General Information

Growing iris:

Garden irises are hardy, long-lived perennials that need a minimum of care. They are an established ‘backbone’ of the home garden because they bloom when few other plants do – right after spring flowering bulbs such as daffodils and tulips and before peonies, delphinium and phlox. They are usually poisonous to animals therefore most wild animals leave them alone including our Arizona Javelina. The iris is known in the community as the one flower that does not usually need to be fenced for protection from the wild critters; however in some areas, this may be the exception to the rule. Iris varieties adapt well to Prescott’s four seasons. They produce graceful flowers in a wide range of shapes, sizes and colors.

How irises grow:

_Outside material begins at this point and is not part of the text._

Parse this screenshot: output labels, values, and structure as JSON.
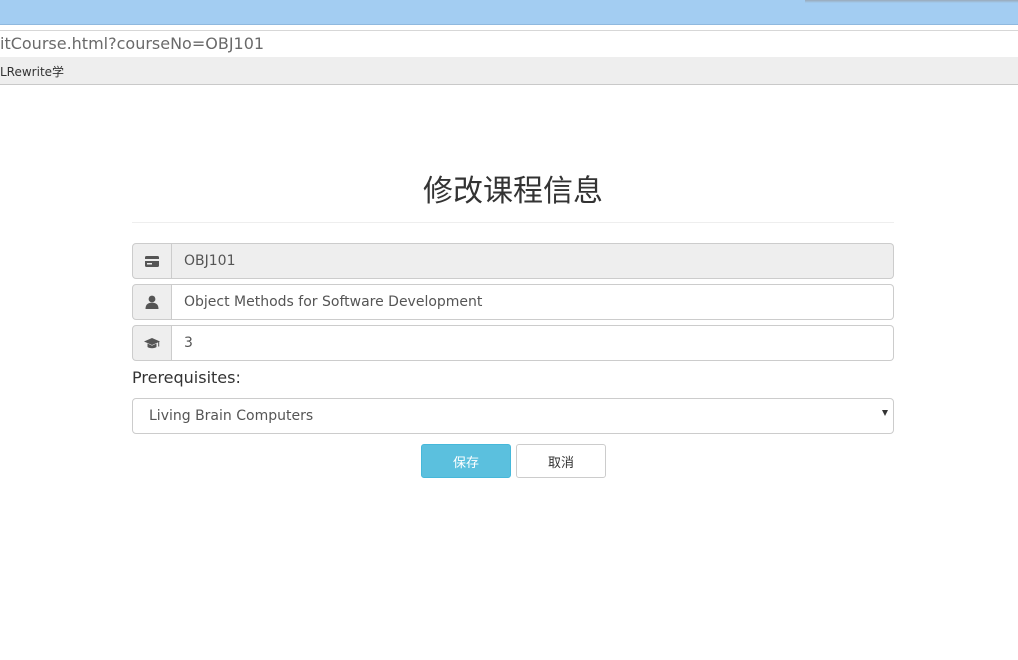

Bearded iris grow from thick, underground stems – called rhizomes (pronounced rye-zomes) which are a thick fleshy root about like a tough potato in texture, that store food produced by the leaves. When you buy a new iris, you will probably receive a rhizome with clipped roots and leaves. It can remain out of ground for a week or two without serious harm, but the sooner planted, the better. Rhizomes grow slightly below the surface of the ground or at ground level. Many small roots penetrate the soil deeply. Every year, underground offshoots develop from the original rhizome. Offshoots may be divided and transplanted to grow new irises. A rhizome that will produce a plant has at least one bud or growing point (also known as an increase). Each bud produces a large fan of leaves and a flower stalk. Irises grown from rhizomes should bloom the next spring after planting.

Irises may be grown from seed. A seedpod may develop below a pollinated flower that is left on the stalk after blossoming. Most seedlings do not bloom for 2 or 3 years after planting. The slow process of growing plants from seed is used chiefly by hybridizers to develop new varieties. Because irises are hybrids, flowers of seedlings rarely look like flowers of parent plants.


From the several thousand varieties of irises available, select varieties that will provide the colors you want in your garden. Many new varieties are introduced each year. Commercial growers' catalogs and the American Iris Society Iris Encyclopedia website describe as well as show photos of many popular irises.